For many years, pastoralists were happy to accommodate the needs of Aborigines. The pastoral industry was built in large part by the labour of Aboriginal stock workers, for which they were "paid" mainly in food and tobacco rations.

Such work allowed many Aboriginal people to maintain a connection with their traditional land. But in 1967, when pastoralists were legally required to pay Aborigines award wages, many sacked their Aboriginal stock workers and drove them from the land.

The scaremongering campaign has also undermined the spirit of coexistence where it existed.

Question: Myth: The 10-point plan, which is incorporated into the government's bill, is a fair attempt to balance the interests of Aboriginal traditional owners and pastoralists and mining companies and isn't about simply extinguishing native title.

The bill sets an impossibly high threshold test for registration of native title claims; disallows most oral evidence; requires those wanting access to their lands to have a current physical connection; and sets a six year cut-off for the operation of the Native Title Tribunal, forcing those with later claims to go through the Federal Court, which will be much more expensive and time-consuming.

Native title will be extinguished forever on land used for public works, land grants from one government to another or to a statutory authority and land subject to community purpose leases — even where there is minimal or no conflict between the public and native title uses.

Some state governments (particularly Queensland) have chosen to ignore the 1993 Native Title Act. They approved projects, especially mining, from 1994 to 1996 without concern for native title. The bill validates these unlawful acts retrospectively to extinguish native title.

The bill also extinguishes native title by allowing state and territory governments to compulsorily acquire native title rights and turn them into freehold or other exclusive tenures.

The right to negotiate — established as part of the compromise between the Labor Party and Aboriginal leaders that resulted the 1993 act — will be severely curtailed.

This right is completely abolished for "small scale" and "exploratory" mining activity, private infrastructure development, like the proposed new railway to Darwin, and any development within the boundaries of a city or town.

Ministers will also be able to exclude indigenous people from negotiating over the use of traditional lands by bypassing or short-cutting the negotiations, or by limiting matters which can be negotiated.

Native title holders will lose the right to negotiate with mining companies wanting to develop projects on pastoral leases.

Question: Myth: Pastoralists are asking for no more than they had before the Wik decision.

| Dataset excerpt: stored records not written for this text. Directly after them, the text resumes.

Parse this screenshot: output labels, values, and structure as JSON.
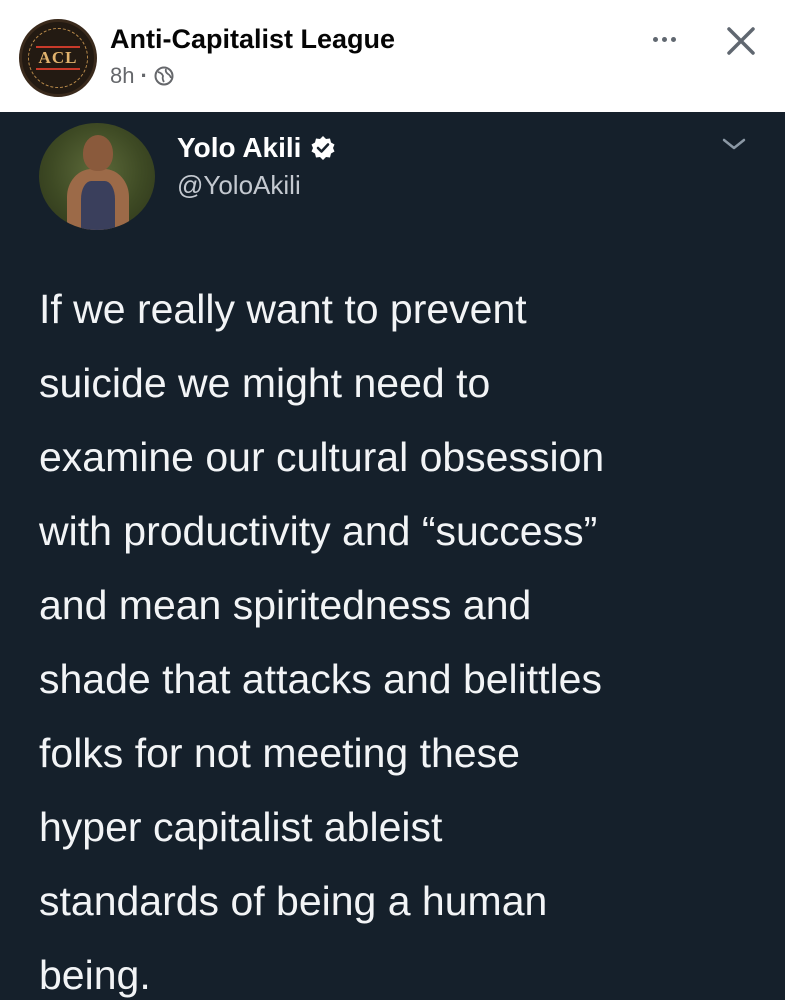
{
  "post": {
    "page_name": "Anti-Capitalist League",
    "timestamp": "8h",
    "separator": "·",
    "audience_icon": "globe-icon",
    "logo_text": "ACL"
  },
  "tweet": {
    "author_name": "Yolo Akili",
    "handle": "@YoloAkili",
    "verified_icon": "verified-badge-icon",
    "lines": [
      "If we really want to prevent",
      "suicide we might need to",
      "examine our cultural obsession",
      "with productivity and “success”",
      "and mean spiritedness and",
      "shade that attacks and belittles",
      "folks for not meeting these",
      "hyper capitalist ableist",
      "standards of being a human",
      "being."
    ]
  },
  "colors": {
    "tweet_background": "#15202b",
    "tweet_text": "#f2f4f6",
    "handle_text": "#c4c9d0",
    "meta_text": "#65676b"
  }
}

The rural lobby insists that "certainty" means exclusive possession of pastoral leases now and in any future developments in tourism, mining and agriculture. This would greatly extend pastoral leaseholders' current rights and is an attempt to upgrade tenure to freehold or other forms of exclusive tenure which extinguish native title.

The beneficiaries would include some of Australia's and the world's richest people — and up to 29 members of parliament.

[Compiled from Australians for Native Title and Reconciliation fact sheets; Native Title Act Amendment Bill: the "Final Act of Dispossession" by the Foundation for Aboriginal and Islander Research Action; and the ACTU's 1997 Congress Background Paper on Native Title. To obtain copies of ANTaR's fact sheets, write to PO Box 154, Balmain 2041, or phone (02) 9810 1382.]